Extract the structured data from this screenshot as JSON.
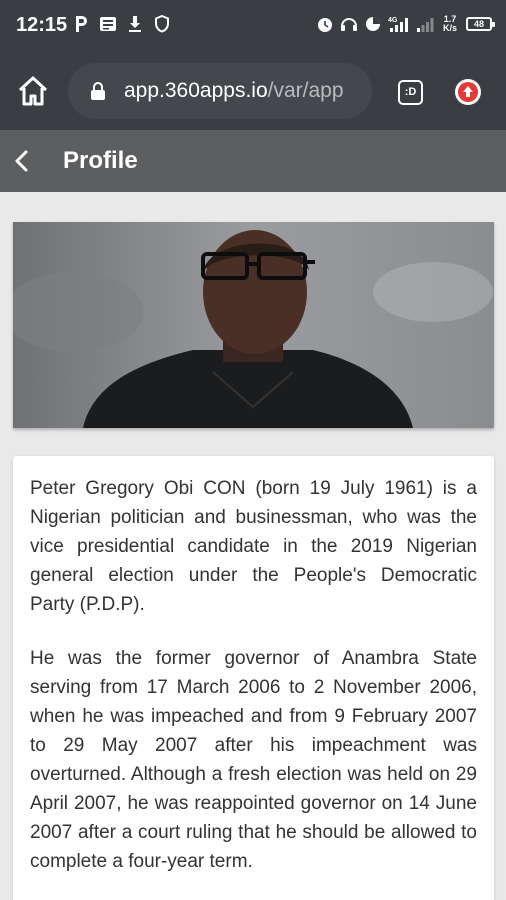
{
  "status_bar": {
    "time": "12:15",
    "net_speed": "1.7 K/s",
    "network": "4G",
    "battery": "48",
    "icons_left": [
      "p-icon",
      "message-icon",
      "download-icon",
      "shield-icon"
    ],
    "icons_right": [
      "alarm-icon",
      "headset-icon",
      "data-saver-icon",
      "signal-icon",
      "signal-icon",
      "battery-icon"
    ]
  },
  "browser": {
    "url_host": "app.360apps.io",
    "url_path": "/var/app",
    "tabs_label": ":D"
  },
  "header": {
    "title": "Profile"
  },
  "profile": {
    "paragraphs": [
      "Peter Gregory Obi CON (born 19 July 1961) is a Nigerian politician and businessman, who was the vice presidential candidate in the 2019 Nigerian general election under the People's Democratic Party (P.D.P).",
      "He was the former governor of Anambra State serving from 17 March 2006 to 2 November 2006, when he was impeached and from 9 February 2007 to 29 May 2007 after his impeachment was overturned. Although a fresh election was held on 29 April 2007, he was reappointed governor on 14 June 2007 after a court ruling that he should be allowed to complete a four-year term."
    ]
  },
  "colors": {
    "chrome": "#3a3d41",
    "app_header": "#5d5e60",
    "page_bg": "#e9e9e9",
    "update_accent": "#e53935"
  }
}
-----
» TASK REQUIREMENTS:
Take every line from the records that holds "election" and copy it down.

» ANSWER AREA:
      "Peter Gregory Obi CON (born 19 July 1961) is a Nigerian politician and businessman, who was the vice presidential candidate in the 2019 Nigerian general election under the People's Democratic Party (P.D.P).",
      "He was the former governor of Anambra State serving from 17 March 2006 to 2 November 2006, when he was impeached and from 9 February 2007 to 29 May 2007 after his impeachment was overturned. Although a fresh election was held on 29 April 2007, he was reappointed governor on 14 June 2007 after a court ruling that he should be allowed to complete a four-year term."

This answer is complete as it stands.